WORK ITEM |
If a line in the data holds the string "screenshot", list it.

Dataset rows for apps and sites |
= Beginning of Section =

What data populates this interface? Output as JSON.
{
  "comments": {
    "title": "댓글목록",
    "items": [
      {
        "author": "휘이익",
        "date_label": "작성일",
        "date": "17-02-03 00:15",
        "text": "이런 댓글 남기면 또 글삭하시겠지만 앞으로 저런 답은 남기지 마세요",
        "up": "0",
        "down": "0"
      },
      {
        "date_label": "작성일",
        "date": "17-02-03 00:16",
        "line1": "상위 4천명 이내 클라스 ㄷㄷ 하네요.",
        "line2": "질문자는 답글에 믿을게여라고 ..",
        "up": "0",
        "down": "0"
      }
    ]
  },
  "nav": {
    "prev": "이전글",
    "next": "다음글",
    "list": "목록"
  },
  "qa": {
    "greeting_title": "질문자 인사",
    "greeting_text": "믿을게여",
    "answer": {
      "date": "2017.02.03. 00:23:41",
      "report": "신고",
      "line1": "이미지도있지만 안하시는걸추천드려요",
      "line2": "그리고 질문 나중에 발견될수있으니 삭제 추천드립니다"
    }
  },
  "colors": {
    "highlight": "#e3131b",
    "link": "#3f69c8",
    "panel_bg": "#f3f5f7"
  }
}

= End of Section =
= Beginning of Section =

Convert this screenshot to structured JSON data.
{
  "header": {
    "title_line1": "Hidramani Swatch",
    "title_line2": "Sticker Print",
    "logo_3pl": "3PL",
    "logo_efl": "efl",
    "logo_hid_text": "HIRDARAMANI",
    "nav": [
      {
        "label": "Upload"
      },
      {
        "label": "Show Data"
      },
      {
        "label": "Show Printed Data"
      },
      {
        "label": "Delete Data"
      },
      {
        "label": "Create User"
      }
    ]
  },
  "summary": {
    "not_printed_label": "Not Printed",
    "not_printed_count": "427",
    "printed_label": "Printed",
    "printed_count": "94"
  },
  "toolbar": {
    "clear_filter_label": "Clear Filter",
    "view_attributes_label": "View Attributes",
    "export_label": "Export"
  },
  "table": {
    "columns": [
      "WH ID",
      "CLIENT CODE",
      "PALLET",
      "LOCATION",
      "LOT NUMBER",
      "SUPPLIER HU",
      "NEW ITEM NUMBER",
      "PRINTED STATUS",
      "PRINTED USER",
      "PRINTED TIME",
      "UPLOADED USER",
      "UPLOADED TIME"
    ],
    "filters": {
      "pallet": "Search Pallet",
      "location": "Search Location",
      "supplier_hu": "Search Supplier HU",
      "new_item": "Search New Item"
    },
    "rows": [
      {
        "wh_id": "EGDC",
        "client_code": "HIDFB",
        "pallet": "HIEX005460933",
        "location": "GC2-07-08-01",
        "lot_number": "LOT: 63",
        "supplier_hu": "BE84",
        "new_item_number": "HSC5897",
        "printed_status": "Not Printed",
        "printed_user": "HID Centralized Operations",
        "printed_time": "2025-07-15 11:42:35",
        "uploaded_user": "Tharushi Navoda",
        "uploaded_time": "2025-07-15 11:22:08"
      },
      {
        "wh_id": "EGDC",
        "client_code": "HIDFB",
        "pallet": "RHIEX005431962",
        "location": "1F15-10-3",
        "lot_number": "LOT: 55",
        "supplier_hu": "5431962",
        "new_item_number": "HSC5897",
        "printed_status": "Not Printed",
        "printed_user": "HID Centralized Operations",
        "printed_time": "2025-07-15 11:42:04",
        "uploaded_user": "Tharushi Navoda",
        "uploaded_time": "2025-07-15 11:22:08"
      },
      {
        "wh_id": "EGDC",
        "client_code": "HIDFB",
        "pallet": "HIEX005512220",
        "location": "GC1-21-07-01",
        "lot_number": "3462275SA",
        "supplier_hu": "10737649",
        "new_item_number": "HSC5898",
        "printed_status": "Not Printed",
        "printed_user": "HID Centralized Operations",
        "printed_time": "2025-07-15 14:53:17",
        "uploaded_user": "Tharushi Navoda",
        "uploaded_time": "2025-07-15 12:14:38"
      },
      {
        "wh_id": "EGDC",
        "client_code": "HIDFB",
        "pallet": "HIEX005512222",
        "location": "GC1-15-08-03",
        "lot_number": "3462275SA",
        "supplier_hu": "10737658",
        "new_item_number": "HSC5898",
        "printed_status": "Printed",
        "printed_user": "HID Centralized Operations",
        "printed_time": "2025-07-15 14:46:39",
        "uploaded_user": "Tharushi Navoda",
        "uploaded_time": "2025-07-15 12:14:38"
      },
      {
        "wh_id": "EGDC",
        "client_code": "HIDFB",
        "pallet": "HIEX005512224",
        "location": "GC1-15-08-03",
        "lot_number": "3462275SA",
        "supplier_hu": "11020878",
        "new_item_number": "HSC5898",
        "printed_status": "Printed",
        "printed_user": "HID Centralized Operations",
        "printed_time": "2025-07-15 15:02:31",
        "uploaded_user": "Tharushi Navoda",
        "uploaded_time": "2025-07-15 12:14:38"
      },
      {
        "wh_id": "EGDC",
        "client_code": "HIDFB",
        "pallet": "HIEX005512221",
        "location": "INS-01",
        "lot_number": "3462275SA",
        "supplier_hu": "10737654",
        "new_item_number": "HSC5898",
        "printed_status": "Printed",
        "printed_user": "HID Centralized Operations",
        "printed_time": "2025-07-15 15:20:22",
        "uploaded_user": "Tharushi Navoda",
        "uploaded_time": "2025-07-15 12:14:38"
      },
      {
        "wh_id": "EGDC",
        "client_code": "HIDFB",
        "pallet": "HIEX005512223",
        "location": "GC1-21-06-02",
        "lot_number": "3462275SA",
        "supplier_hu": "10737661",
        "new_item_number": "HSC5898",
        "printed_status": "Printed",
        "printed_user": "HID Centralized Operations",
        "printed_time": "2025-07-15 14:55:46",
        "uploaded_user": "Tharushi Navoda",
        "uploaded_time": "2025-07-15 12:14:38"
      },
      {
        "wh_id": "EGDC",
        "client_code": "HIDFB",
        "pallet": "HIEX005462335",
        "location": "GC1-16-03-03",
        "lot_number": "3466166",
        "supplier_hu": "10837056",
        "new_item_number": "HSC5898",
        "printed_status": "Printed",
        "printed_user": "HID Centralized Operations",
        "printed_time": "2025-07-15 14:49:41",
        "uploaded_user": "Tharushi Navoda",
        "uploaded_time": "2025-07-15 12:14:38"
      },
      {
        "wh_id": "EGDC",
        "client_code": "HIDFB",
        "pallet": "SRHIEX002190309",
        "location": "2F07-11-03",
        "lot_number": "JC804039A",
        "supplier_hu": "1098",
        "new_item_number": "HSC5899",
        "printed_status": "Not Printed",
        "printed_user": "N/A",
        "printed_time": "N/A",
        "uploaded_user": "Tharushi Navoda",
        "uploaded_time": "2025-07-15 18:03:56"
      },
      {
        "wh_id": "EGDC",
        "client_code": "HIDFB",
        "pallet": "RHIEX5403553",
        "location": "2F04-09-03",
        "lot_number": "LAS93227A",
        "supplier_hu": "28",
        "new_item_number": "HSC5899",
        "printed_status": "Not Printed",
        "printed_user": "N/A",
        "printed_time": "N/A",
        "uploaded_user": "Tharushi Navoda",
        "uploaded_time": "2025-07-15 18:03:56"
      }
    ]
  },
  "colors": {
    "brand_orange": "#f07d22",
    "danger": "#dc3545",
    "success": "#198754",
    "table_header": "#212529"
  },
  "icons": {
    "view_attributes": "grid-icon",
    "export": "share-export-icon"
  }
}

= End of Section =
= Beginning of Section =

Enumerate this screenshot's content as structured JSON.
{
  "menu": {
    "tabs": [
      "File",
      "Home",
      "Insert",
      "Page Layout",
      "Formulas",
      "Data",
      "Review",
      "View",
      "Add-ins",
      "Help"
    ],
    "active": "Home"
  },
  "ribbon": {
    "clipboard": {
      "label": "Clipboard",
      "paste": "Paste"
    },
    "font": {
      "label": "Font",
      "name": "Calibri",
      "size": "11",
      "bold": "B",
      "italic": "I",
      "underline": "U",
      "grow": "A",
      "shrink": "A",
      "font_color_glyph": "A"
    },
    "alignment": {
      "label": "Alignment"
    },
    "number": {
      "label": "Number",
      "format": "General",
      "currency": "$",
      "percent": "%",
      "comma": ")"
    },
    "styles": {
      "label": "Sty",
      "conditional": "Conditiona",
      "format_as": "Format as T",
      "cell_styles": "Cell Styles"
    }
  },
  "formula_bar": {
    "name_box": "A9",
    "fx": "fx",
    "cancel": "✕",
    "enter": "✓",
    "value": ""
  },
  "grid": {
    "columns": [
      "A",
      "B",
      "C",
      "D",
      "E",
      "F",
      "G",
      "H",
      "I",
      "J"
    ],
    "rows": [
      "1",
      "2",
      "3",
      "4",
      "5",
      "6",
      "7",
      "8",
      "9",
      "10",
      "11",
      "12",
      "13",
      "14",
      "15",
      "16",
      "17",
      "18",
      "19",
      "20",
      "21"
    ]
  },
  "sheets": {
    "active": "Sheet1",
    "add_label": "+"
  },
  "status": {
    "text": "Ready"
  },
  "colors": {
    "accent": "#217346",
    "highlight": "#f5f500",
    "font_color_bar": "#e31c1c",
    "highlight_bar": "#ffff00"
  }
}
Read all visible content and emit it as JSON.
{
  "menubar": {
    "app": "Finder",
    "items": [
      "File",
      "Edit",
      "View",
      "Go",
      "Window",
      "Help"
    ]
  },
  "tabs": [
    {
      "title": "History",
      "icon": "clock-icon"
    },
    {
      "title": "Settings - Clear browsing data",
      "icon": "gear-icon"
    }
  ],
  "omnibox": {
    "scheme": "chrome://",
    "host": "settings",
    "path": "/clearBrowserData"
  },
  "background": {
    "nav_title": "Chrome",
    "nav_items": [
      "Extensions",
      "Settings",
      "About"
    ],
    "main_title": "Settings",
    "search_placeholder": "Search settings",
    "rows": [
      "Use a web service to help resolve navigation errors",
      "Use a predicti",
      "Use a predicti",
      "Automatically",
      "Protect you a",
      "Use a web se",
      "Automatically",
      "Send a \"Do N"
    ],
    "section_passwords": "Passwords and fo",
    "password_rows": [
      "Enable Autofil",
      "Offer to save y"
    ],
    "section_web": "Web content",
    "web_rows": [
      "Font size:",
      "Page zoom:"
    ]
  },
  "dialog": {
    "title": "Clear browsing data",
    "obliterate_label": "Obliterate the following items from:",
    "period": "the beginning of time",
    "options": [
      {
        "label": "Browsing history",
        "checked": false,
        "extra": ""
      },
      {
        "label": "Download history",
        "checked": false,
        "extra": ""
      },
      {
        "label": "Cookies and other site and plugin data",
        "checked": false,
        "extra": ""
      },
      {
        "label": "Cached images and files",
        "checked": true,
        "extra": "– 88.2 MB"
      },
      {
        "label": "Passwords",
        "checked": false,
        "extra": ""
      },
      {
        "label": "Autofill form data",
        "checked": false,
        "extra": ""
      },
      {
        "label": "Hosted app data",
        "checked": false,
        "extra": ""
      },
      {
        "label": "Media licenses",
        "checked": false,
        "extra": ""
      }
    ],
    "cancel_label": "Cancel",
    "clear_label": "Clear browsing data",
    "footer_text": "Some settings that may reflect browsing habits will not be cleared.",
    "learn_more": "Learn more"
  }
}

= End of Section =

RESULT OF THE TASK |
Convert this screenshot to structured JSON data.
Enumerate this screenshot's content as structured JSON.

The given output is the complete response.